In addition to tracking coupon redemption rates, data from your POS can help you determine the right discount to offer. With current consumption data for example, you can figure out how many additional units you need to sell to break even at various price levels. As an example, if you are offering $1 off on a $6 appetizer for one week you can figure out how many additional apps you need to sell during the promo to break even. Choose a comparable time to compare sales to (either the week before the promo or the same week last year) and do this simple calculation:
New quantity you need to sell to break even = (Quantity sold LY at regular price*regular price)/ discounted price
Or in the nachos case assuming you sold 100 nachos at the regular price during the same week last year
New quantity you need to sell to break even = (100*$6)/$5= 120
You have to sell 20 additional nachos to break even on the discount. (Notice that a 16% price cut requires a 20% increase in purchases to offset it). Once you know how many additional units you need to sell you can use your intuition or data from previous similar offers to determine if that’s a reasonable goal and you can plug in different values for the new price to see what happens if you increase or decrease the discount. During and after the promotion you can easily track item sales using your POS reports to see if you have reached the break even quantity.
So if you don’t break even, does that mean the promotion was a failure? Not if you attracted new customers who become repeat visitors. Their lifetime value will more than offset a small expense used to attract them. One way to find out if you are attracting new business or simply offering a discount to already loyal customers is by using your customer database.
Using your POS database to learn about your customers
Building a customer database is a great way to learn about your customers and your business. You can find the average lifetime value of a customer in order to determine how much it’s worth spending to earn a new loyal visitor. You can also learn who your customers are; in order to do better targeted marketing. Do your most valuable customers all live within a certain distance of your store? Then targeted advertising to that specific radius is a smart way to spend your marketing dollars. While being in the restaurant and talking to your guests can tell you a lot about customers, that approach is affected by human nature. You’re more likely to remember information about someone who has come in more recently, for example, although someone who came in a week ago may be just as valuable to you, though not as salient. Using your database helps you take an unbiased look at your customers.
Building a database can also help you discover how much of your business comes from new customers and how much comes from repeat business. Look at how many new names you add to your database every week. Did that number shoot up during your most recent promotion?

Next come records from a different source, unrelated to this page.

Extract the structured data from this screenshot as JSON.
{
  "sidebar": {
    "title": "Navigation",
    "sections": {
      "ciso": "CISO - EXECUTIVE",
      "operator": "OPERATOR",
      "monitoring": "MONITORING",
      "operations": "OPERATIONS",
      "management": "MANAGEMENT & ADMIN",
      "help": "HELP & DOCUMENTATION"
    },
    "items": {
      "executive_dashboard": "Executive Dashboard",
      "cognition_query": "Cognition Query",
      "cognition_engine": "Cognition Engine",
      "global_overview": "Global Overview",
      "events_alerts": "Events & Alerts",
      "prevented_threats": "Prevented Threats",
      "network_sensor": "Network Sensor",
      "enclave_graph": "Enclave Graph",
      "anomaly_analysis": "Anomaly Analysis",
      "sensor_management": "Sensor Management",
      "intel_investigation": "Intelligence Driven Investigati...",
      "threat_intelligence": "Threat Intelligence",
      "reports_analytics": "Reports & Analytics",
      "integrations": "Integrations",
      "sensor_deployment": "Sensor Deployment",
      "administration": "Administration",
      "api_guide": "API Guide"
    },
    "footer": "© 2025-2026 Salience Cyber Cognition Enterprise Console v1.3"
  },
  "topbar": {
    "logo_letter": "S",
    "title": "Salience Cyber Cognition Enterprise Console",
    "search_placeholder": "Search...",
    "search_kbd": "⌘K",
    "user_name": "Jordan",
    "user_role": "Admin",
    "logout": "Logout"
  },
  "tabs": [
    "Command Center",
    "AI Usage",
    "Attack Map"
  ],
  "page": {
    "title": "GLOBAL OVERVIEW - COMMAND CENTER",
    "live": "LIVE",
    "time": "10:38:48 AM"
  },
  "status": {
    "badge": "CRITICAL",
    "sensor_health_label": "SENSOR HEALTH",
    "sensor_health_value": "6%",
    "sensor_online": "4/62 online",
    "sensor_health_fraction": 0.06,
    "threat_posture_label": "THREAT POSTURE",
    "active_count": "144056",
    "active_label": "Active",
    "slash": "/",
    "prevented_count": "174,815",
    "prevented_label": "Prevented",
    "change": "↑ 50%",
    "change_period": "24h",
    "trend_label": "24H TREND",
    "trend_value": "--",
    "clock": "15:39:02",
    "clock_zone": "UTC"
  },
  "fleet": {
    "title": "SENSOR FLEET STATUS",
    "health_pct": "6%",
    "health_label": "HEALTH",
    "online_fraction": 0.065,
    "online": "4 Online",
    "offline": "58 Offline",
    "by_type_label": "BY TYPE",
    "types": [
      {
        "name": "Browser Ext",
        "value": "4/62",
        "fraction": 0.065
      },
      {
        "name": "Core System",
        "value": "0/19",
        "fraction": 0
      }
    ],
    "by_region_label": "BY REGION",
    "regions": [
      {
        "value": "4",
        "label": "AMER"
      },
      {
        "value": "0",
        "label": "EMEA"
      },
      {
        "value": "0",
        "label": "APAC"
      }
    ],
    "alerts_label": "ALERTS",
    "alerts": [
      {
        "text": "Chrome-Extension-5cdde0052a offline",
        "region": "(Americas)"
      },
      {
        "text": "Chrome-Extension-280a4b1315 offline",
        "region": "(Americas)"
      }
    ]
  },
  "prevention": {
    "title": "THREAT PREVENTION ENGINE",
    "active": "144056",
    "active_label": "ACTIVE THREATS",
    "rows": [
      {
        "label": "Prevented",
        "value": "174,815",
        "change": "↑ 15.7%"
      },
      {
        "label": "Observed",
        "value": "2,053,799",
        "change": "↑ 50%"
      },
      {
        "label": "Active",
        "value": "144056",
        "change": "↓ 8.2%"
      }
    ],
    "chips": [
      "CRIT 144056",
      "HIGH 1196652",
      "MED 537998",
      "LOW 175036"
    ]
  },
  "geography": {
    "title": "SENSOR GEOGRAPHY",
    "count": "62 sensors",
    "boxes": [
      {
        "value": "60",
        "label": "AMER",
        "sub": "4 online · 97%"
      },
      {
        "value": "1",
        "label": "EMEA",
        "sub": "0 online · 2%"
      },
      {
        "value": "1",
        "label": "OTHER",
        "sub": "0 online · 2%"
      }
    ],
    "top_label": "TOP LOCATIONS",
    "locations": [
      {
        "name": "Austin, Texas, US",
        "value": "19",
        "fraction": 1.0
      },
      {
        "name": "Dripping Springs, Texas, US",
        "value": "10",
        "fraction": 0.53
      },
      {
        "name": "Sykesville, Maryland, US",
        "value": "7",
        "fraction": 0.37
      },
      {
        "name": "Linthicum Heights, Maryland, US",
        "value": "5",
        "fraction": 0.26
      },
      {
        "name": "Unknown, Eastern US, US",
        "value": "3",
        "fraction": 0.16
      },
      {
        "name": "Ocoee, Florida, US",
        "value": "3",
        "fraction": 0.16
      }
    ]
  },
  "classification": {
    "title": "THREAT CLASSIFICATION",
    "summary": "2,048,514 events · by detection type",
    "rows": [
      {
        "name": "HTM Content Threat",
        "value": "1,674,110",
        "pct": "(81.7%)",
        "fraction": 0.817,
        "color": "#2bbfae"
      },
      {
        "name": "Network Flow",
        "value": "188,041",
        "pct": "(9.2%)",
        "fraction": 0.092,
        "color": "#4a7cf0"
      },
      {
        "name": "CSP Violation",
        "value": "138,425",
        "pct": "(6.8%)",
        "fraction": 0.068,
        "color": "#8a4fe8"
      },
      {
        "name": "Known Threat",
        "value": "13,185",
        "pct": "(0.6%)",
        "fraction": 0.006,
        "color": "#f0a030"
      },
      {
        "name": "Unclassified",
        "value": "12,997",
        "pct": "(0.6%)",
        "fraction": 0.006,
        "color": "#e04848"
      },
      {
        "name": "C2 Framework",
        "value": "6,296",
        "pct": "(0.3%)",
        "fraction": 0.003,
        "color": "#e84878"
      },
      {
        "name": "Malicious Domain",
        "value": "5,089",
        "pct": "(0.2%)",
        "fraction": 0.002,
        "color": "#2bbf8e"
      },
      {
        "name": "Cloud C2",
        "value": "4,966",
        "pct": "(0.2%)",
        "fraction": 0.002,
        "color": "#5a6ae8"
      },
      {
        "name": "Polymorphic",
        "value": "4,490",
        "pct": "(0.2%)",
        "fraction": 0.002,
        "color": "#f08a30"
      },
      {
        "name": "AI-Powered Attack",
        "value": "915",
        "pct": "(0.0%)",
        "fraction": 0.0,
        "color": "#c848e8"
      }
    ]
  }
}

Depending on your business type it may be difficult to enter customers into your database. If you do a lot of delivery and Online Ordering business, building your database will be easy but dine in restaurants may have a harder time capturing customer information. One great way to build your database is by using a customer loyalty program. Even if not every customer is part of your database, comparing apples to apples, that is new customers added to your database at various times, can help you learn how many new customers you’re attracting. (Be careful that there isn’t some other reason that new loyalty members goes up during that time. For example don’t overlap an employee contest for who can get the most new loyalty members with a price promotion.)
Data driven marketing is very powerful and there is a lot your restaurant POS reports can do to help you better target customers, track and understand the effect of promotions, and more. We’ve covered just a few of the tools available to help you get started using POS reports to make better marketing decisions.